Exercise requirements:
Show all lines from the records below in which the string "超级管理员" is present.

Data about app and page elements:

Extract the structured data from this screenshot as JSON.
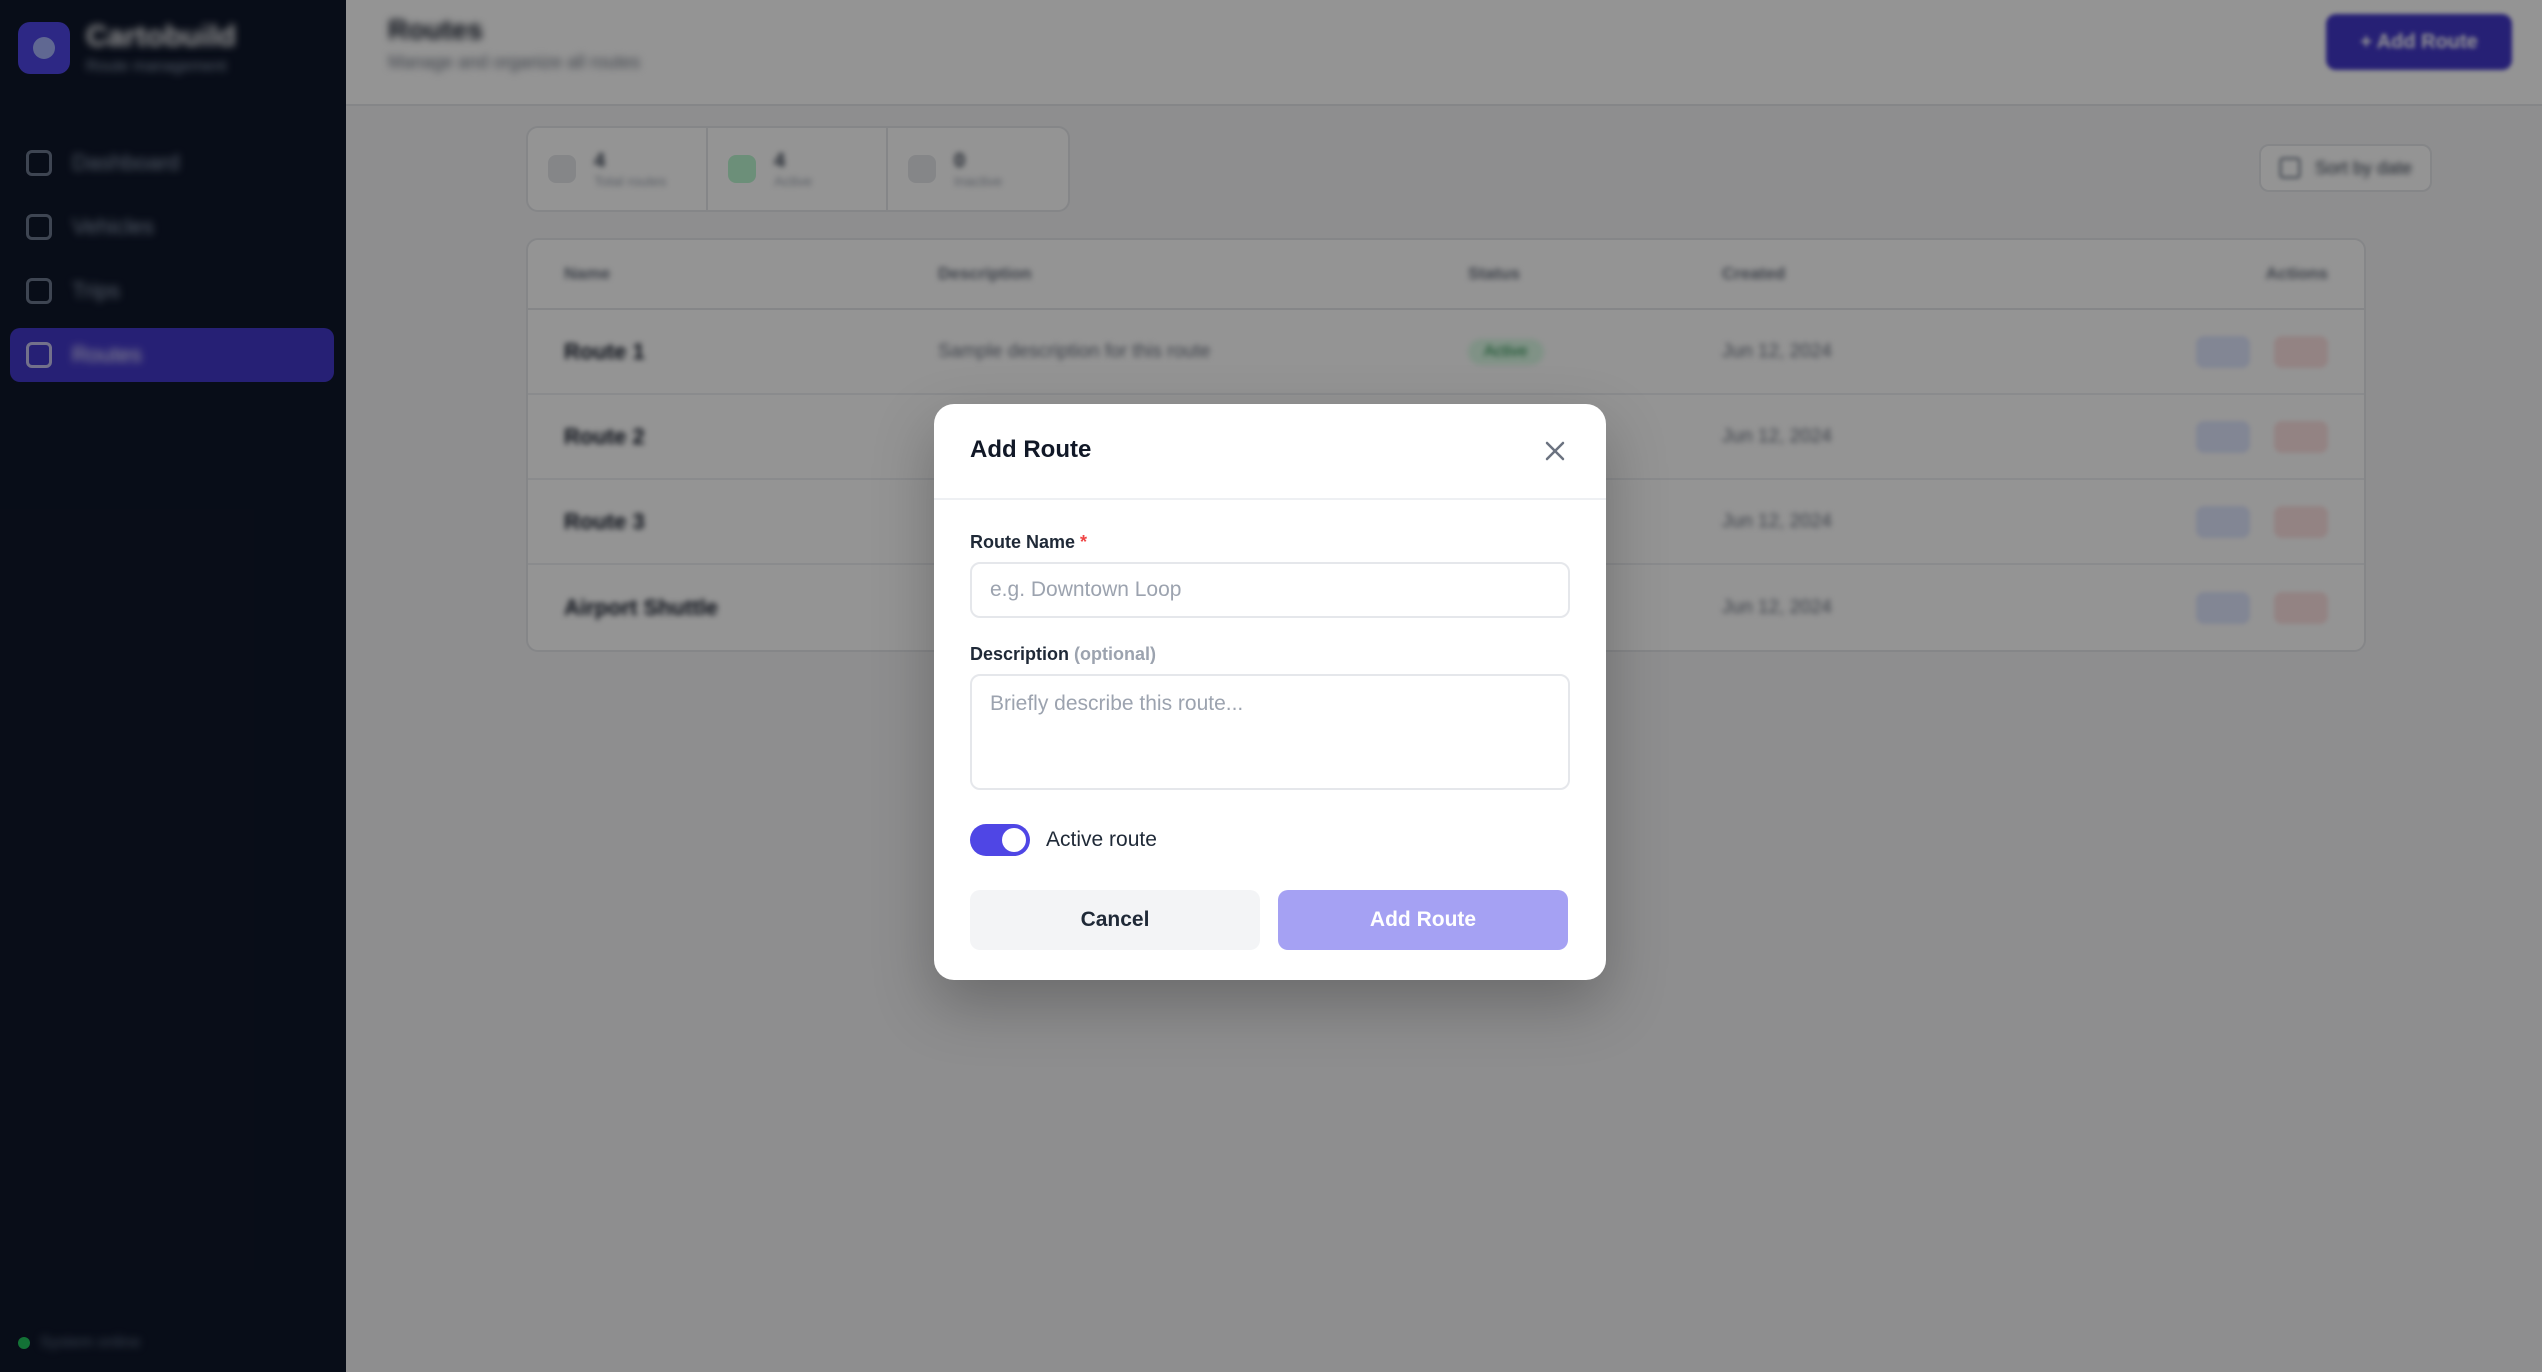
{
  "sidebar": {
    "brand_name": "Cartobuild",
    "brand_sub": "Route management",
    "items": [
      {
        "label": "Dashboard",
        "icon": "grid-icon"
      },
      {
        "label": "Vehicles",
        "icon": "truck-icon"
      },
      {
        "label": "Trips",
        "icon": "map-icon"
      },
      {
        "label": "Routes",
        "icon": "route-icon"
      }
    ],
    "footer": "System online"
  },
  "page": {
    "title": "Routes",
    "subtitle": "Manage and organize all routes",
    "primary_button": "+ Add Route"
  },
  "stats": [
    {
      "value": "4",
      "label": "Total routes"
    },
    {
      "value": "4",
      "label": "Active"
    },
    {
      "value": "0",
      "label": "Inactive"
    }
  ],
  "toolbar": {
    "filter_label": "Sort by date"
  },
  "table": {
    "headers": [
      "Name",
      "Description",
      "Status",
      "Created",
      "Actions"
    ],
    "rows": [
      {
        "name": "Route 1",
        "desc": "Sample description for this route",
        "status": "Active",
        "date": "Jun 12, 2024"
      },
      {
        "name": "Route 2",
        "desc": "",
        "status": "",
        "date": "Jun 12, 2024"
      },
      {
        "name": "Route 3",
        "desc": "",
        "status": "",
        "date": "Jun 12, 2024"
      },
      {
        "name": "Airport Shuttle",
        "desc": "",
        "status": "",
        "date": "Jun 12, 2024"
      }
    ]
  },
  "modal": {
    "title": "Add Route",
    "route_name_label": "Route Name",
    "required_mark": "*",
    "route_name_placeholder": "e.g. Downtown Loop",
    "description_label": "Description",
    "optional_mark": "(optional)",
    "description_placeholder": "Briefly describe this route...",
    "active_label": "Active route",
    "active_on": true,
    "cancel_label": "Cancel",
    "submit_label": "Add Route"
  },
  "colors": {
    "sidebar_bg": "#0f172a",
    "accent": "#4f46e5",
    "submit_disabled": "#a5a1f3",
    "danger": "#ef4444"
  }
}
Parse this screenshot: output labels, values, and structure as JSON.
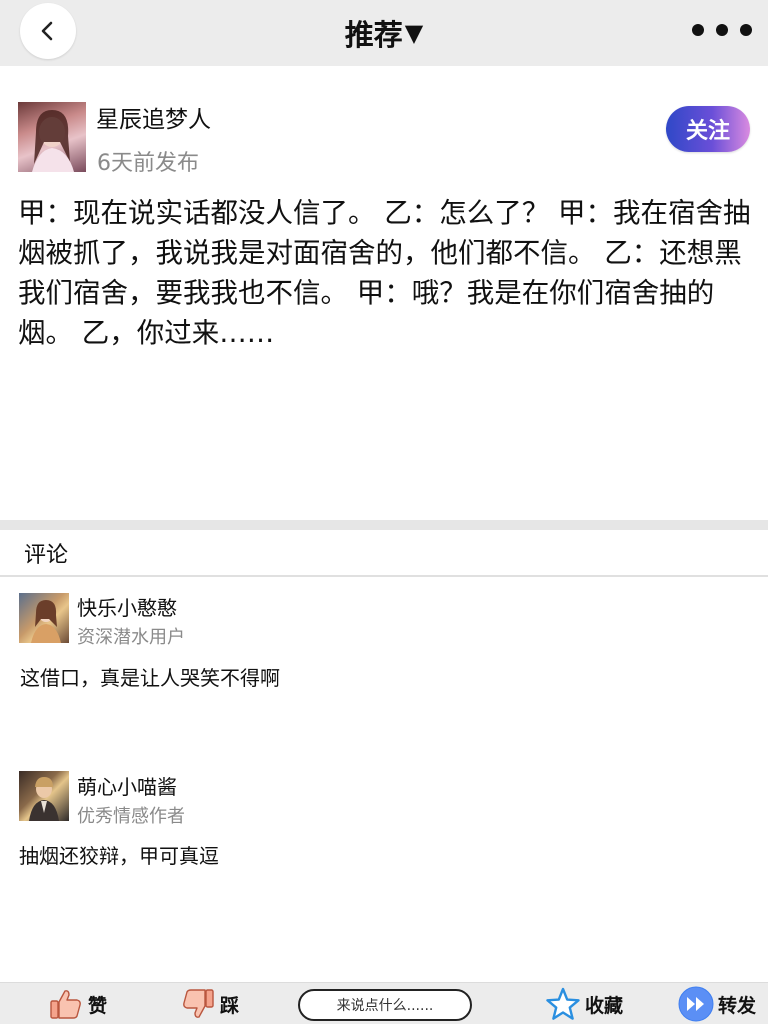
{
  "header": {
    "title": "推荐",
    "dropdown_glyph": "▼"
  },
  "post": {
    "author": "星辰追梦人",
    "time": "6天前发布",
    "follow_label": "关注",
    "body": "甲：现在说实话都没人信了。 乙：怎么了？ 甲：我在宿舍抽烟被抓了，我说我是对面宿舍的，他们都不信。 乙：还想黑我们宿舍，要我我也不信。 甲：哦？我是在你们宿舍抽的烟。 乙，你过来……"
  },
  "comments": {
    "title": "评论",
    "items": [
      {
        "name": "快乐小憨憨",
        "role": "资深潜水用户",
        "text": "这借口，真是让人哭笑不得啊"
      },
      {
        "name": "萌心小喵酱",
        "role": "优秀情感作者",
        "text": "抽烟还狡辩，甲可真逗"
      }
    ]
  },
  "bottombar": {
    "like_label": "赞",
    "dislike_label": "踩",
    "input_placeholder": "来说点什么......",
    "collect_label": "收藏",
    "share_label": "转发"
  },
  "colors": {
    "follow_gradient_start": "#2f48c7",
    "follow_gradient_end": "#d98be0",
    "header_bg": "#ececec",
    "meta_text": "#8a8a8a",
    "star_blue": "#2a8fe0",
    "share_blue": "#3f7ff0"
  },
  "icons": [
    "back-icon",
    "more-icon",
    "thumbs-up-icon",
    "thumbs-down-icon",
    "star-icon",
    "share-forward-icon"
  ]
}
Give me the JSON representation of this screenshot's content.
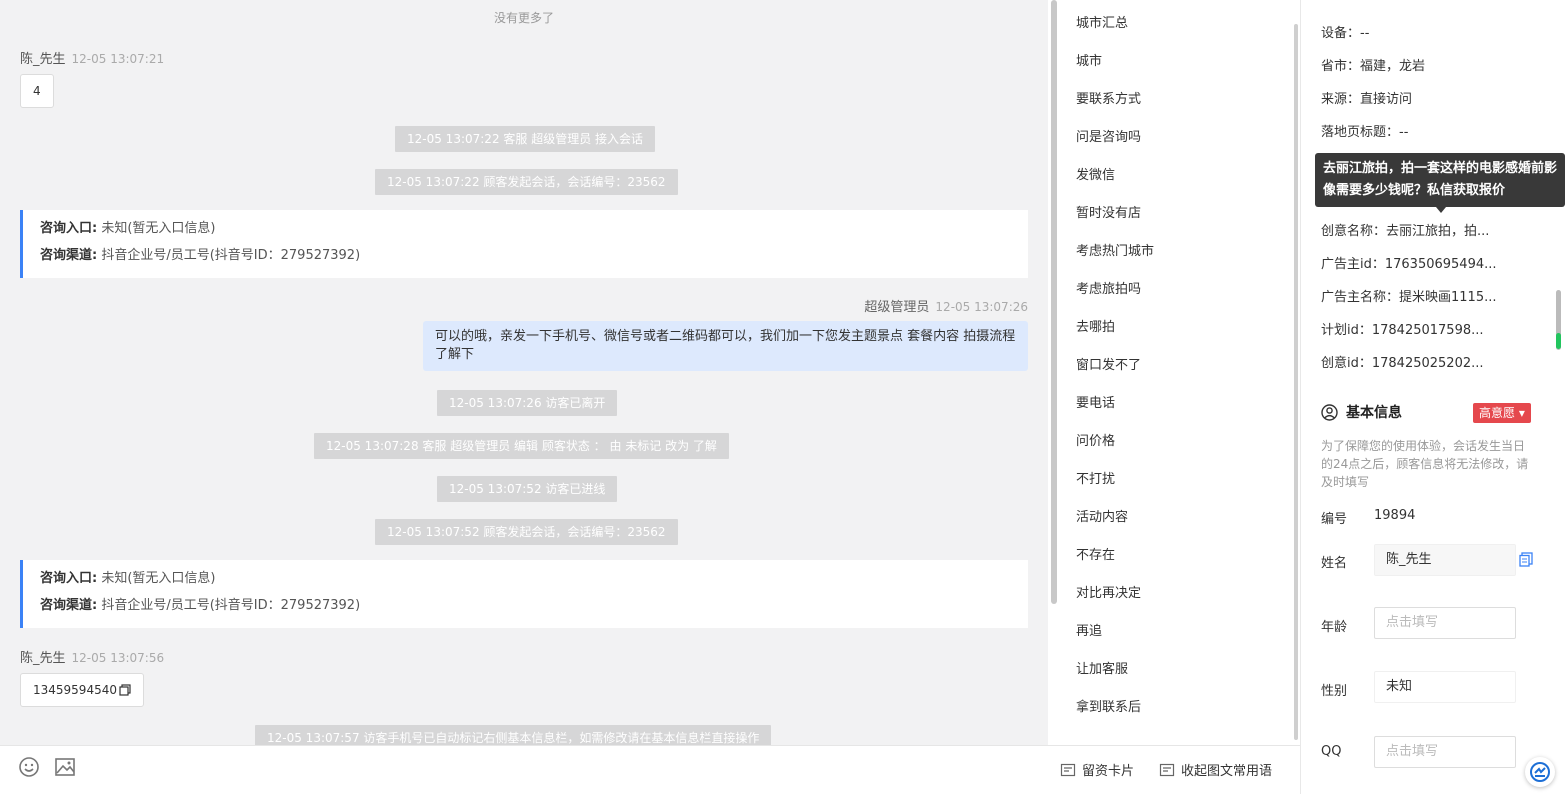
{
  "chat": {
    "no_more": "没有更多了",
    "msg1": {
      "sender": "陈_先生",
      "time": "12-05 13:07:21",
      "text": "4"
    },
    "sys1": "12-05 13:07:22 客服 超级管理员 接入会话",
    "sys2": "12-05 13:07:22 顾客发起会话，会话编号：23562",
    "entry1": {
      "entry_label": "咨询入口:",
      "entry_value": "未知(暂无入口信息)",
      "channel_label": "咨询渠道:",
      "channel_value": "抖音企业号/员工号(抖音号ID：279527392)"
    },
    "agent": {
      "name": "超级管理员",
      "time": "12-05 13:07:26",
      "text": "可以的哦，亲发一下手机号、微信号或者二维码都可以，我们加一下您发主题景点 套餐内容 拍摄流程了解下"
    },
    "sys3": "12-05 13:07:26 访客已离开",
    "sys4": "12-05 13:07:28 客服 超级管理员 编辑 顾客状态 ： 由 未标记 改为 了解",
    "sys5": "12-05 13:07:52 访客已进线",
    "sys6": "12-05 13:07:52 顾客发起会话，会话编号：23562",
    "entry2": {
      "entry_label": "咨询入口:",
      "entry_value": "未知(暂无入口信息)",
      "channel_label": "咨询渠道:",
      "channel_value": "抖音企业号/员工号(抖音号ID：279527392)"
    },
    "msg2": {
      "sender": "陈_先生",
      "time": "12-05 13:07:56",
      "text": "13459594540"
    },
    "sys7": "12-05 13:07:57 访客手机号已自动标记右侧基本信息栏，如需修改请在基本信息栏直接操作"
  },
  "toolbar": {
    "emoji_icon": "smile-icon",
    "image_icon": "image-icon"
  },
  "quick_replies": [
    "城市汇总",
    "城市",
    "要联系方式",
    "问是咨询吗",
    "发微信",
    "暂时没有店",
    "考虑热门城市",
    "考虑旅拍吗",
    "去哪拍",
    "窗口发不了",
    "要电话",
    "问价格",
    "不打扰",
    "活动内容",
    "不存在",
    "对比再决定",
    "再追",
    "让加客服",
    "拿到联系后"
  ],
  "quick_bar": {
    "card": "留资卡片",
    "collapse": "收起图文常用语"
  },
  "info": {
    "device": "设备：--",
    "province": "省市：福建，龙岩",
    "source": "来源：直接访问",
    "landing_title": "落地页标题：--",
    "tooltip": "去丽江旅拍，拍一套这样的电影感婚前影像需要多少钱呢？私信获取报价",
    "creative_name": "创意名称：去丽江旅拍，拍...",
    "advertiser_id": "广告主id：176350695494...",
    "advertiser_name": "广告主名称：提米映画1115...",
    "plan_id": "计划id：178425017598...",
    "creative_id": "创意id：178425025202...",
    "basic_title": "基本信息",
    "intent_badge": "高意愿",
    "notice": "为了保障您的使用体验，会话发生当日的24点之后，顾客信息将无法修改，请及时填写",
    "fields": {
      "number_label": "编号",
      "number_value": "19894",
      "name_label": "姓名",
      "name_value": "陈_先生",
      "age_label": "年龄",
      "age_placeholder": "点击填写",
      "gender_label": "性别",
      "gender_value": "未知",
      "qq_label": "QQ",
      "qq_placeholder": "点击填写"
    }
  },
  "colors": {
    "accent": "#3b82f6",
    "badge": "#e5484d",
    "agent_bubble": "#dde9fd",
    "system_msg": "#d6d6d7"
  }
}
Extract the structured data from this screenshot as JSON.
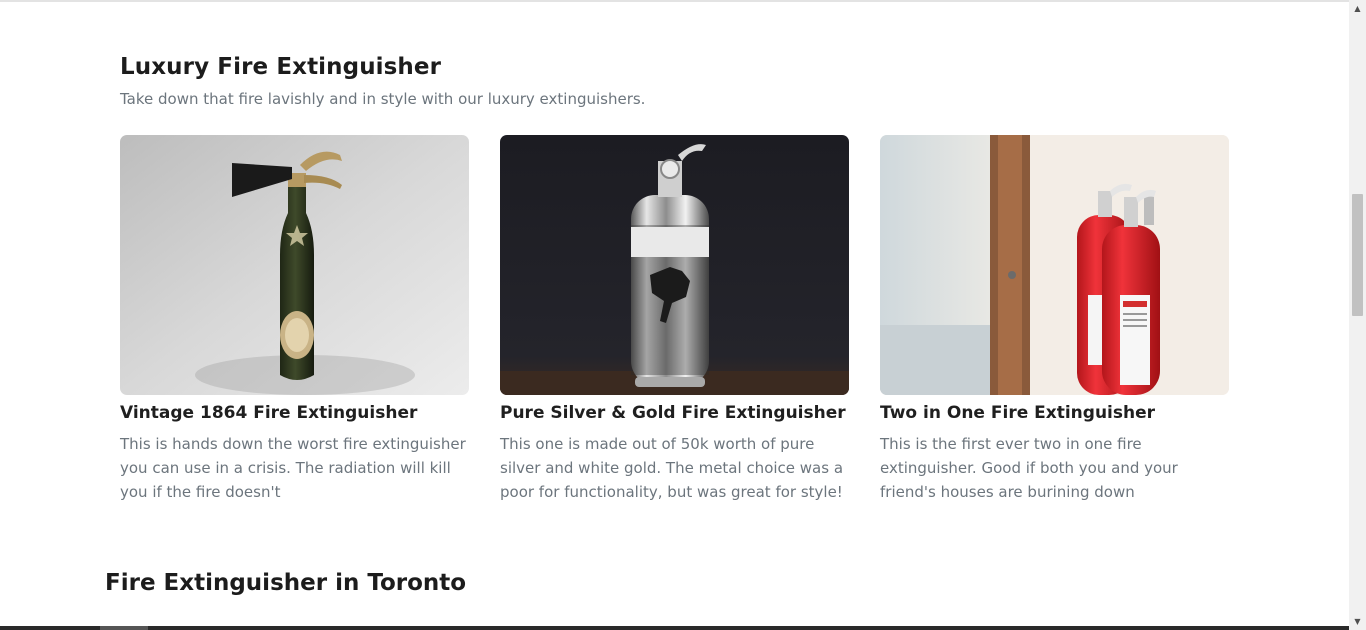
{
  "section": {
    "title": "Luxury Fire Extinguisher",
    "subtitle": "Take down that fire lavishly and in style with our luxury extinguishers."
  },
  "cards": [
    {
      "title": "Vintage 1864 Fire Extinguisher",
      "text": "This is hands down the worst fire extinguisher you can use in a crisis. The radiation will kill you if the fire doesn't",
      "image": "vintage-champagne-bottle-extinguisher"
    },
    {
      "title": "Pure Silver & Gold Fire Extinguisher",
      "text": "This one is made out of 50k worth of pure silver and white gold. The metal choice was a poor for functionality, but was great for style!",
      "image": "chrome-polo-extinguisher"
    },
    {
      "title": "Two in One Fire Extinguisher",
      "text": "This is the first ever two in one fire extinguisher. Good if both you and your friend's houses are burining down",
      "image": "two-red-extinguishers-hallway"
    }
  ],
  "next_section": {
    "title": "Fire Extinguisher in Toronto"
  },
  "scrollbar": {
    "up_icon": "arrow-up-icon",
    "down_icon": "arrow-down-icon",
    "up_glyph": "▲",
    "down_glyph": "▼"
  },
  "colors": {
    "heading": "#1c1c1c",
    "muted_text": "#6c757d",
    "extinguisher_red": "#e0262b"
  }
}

Answer for this exercise:
    "sys1": "12-05 13:07:22 客服 超级管理员 接入会话",
      "name": "超级管理员",
    "sys4": "12-05 13:07:28 客服 超级管理员 编辑 顾客状态 ： 由 未标记 改为 了解",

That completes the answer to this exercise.